    United States−3.3−4.4−3.6−2.3−1.9−0.90.41.21.41.8
    European Union−4.3−5.1−6.3−5.7−5.3−4.2−2.3−1.6−1.7−1.4
    Euro area−4.6−4.7−5.7−5.3−5.1−4.2−2.5−2.1−2.1−1.6
    Japan2.91.5−1.6−2.3−3.6−4.2−3.3−5.3−7.9−8.2
    Other advanced economics−2.5−2.8−2.2−1.4−0.81.2−0.5−0.9−0.7
    General government structural balance2
    Advanced economies−2.8−3.1−3.0−2.5−2.5−1.9−0.6−0.4−0.6−0.3
    Growth of broad money
    Advanced economies4.53.13.92.44.44.95.06.7
    United Slates3.11.81.30.63.94.65.88.5
    Euro area6.25.05.81.93.54.64.75.7
    Japan2.3−0.22.22.83.32.93.93.6
    Other advanced economies8.88.17.99.18.28.56.19.6
    Short-term interest rates3
    United States5.43.43.04.25.55.05.14.84.64.6
    Japan7.04.12.71.91.00.30.30.20.20.3
    Euro area10.511.18.66.36.14.64.13.93.03.1
    LIBOR6.13.93.45.16.15.65.95.65.25.2
    Developing countries
    Central government fiscal balance1
    Weighted average−3.4−2.9−3.1−2.7−2.4−2.2−2.3−3.6−3.7−2.5
    Median−3.8−3.7−4.0−3.8−3.3−2.8−2.5−3.3−3.0−2.5
    General government fiscal balance1
    Weighted average−3.7−3.4−3.5−3.2−3.0−2.7−2.6−3.9−4.0−2.8
    Median−3.7−3.7−4.0−3.7−3.3−2.9−2.5−3.0−2.7−2.4
    Growth of broad money
    Weighted average72.984.591.269.724.522.618.517.915.115.2
    Median18.617.616.418.516.614.114.710.810.010.0
    Countries in transition
    Central government fiscal balance1−9.4−9.8−5.9−7.3−4.1−4.1−4.5−3.8−2.8−1.8
    General government fiscal balance1−9.6−14.0−6.7−7.1−4.5−5.6−5.0−4.7−3.3−2.2
    Growth of broad money100.8429.3451.2184.972.031.127.215.424.719.5

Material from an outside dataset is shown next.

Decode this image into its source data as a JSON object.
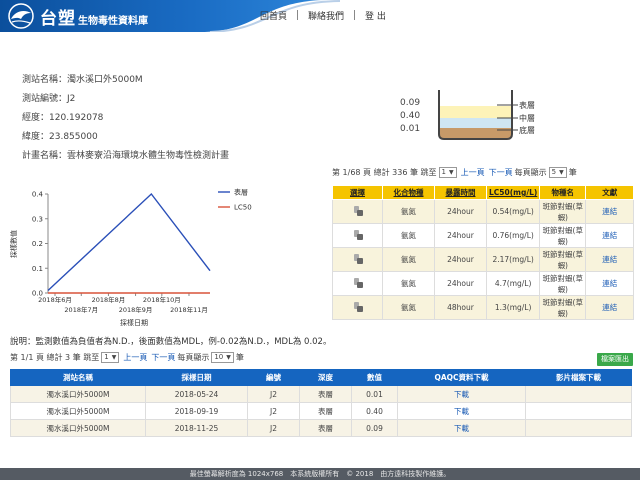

    In percent of GDP.

    In percent of potential GDP.

    For the United Slates, three-month treasury bills; for Japan, three-month certificates of deposit; for LIBOR, London interbank offered rate on six-month U.S. dollar deposits.

    Table 15.Advanced Economies: General and Central Government Fiscal Balances and Balances Excluding Social Security Transactions1(Percent of GDP)
    1991199219931994199519961997199819992000
    General government fiscal balance
    Advanced economies−2.7−3.6−4.1−3.4−3.2−2.4−1.0−0.9-1.3-1.0
    Major industrial countries−2.7−3.8−4.2−3.5−3.4−2.7−1.2−0.9−1.2−1.0
    United States−3.3−4.4−3.6−2.3−1.9−0.90.41.21.41.8
    Japan2.91.5−1.6−2.3−3.6−4.2−3.3−5.3−7.9−8.2
    Germany−3.1−2.6−3.2−2.4−3.3−3.4−2.7−2.0−2.2−1.7
    France2−2.2−3.8−5.8−5.7−4.9−4.2−3.0−2.9−2.4−1.9
    Italy−10.1−9.6−9.5−9.2−7.8−6.6−2.7−2.7−2.7−2.5
    United Kingdom3−2.5−6.2−7.8−6.8−5.5−4.5−1.9−0.1−1.0−1.4
    Canada−7.2−8.0−7.6